» Aim of the exercise
Every line below that includes the word "Roles" needs to be copied.

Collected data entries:
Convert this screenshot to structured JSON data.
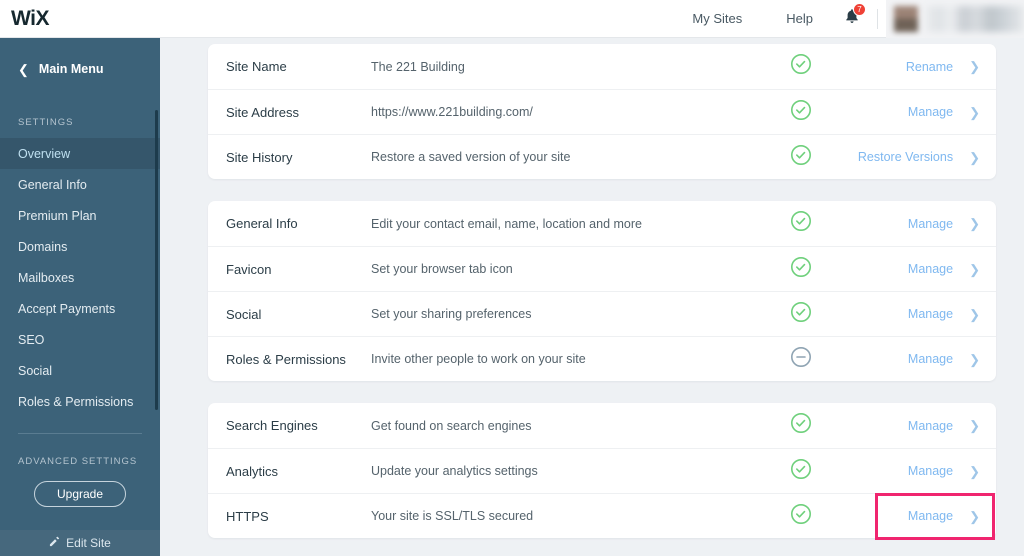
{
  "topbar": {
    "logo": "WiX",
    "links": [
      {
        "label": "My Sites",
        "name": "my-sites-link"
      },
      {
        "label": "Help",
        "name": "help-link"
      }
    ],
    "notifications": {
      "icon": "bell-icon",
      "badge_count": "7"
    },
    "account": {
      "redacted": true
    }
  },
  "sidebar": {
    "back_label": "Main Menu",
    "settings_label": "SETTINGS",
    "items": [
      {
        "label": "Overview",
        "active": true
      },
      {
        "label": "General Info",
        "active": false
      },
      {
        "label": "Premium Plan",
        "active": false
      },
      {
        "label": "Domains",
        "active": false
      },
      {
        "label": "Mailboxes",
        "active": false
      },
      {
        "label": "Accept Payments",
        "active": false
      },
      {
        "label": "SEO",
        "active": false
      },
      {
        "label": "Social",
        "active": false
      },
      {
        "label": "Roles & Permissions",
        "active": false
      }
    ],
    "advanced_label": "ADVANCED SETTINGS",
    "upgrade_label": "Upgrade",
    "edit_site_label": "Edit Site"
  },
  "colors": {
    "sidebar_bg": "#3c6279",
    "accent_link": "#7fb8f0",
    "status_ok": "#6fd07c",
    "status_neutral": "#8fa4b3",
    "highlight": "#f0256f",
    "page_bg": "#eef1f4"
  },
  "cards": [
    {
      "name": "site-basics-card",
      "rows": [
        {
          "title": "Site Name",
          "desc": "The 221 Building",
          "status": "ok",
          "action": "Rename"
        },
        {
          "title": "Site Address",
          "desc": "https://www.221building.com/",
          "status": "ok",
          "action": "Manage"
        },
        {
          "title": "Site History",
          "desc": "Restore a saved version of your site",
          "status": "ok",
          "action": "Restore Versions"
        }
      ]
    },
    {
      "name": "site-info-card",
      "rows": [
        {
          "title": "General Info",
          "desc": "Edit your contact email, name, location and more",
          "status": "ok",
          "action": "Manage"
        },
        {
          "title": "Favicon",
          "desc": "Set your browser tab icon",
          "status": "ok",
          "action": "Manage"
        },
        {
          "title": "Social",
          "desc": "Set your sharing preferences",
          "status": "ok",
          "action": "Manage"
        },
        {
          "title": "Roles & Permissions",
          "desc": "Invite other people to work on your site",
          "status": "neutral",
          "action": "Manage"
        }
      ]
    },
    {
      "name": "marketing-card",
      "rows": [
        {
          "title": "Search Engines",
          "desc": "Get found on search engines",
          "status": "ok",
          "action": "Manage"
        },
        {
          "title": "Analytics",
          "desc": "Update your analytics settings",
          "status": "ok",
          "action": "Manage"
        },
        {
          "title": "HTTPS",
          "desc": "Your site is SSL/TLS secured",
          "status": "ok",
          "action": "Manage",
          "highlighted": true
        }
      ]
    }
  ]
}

» Problem solution
        "label": "Roles & Permissions",
          "title": "Roles & Permissions",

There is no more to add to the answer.